Ree Drummond roasts asparagus and mushrooms for her Frittata (pictured above) and adds plenty of flavor to the base by sauteing onions with butter until tender. She chops up a leftover baked potato for heartiness and adds pantry staples like olives and jarred roasted red peppers for an easy boost of flavor. The Pioneer Woman’s cowboy touch? A dash of hot sauce for a spicy kick, and Monterey Jack and Parmesan cheeses for comforting creaminess. Once the mixture begins to set on the stove, it’s ready to go into the oven.
“The Food Processor Fumble,” Reunion Ramen for Aunt Bea and the Best Web Series of All Time — Jeff’s Star Reportby Jeff Mauro, August 3rd, 2015
When it comes to new ways to make chefs suffer at the hands of the everyday chicken, Alton Brown is somewhat of a master saboteur (Chicken in a can: Need we say more?). He proved that theory once again on tonight’s brand-new episode of Cutthroat Kitchen, putting a chicken in a bottle and forcing one chef to extract it before executing a dish of jerk chicken.
As is the case with every evilicious sabotage, this one was attempted by the Cutthroat culinary crew before it reached Alton’s auction table, and just like Chef Guy did on the show, food stylist Hugo Sanchez struggled before finally pulling out the bird piece by piece. “Time to go fishing for chicken,” he said, attempting to use a makeshift skewer hook to pry out the meat.

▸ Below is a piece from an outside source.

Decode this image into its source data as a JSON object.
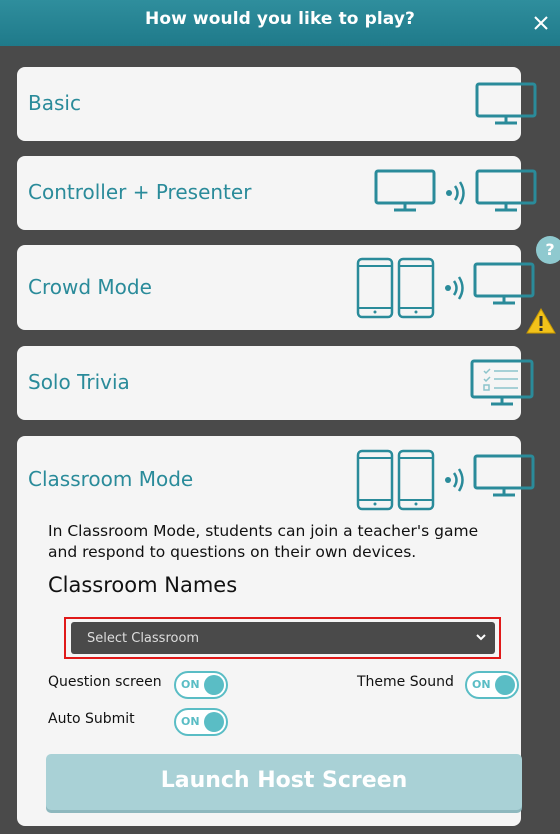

Unfortunately for Hugo, though, the bird proved too slippery to stay on the hook, and it sunk back into the bottle, leading Hugo to try the manual approach with “brute force.” After losing his grip repeatedly, though, it was time to try a sharper tool: a knife. “I’m just going to start hacking this bad boy away,” Hugo confessed. “Maybe shredded jerk chicken it is.” He admitted, “There is nothing pretty about this sabotage.” But it was nevertheless possible to complete the sabotage within the allotted time — and with favorable results. Read more
First, there were four basic tastes: sour, sweet, salty and bitter. Then scientists said they’d uncovered a fifth: umami, the savory flavor of, say, truffles, meat and anchovies, summoned by monosodium glutamate, or MSG. Now researchers at Purdue University say they’ve found evidence that there’s a sixth basic taste: fat.
Fat — the longest of the three fatty acids you can find in a mouthful of steak or a dribble of olive oil — “is likely another one of the basic tastes. I think we have pretty clear evidence for this,” Purdue professor of nutrition science Richard Mattes, the new study’s lead author, told the Washington Post.
Since fruity treats are highly requested favorites at summer potlucks, there’s no better time to try this week’s Most Popular Pin of the Week. Ree Drummond transforms traditional cheesecake with a sweet and nutty crust made with vanilla wafers and pecans, and blankets the creamy filling with a sweetened blackberry topping. Cut it into squares for an eat-with-your-hands portable dessert.
For more dessert recipes, check out Food Network’s Let’s Celebrate! board on Pinterest.
Get the Recipe: Blackberry Cheesecake Squares (pictured above) from Ree Drummond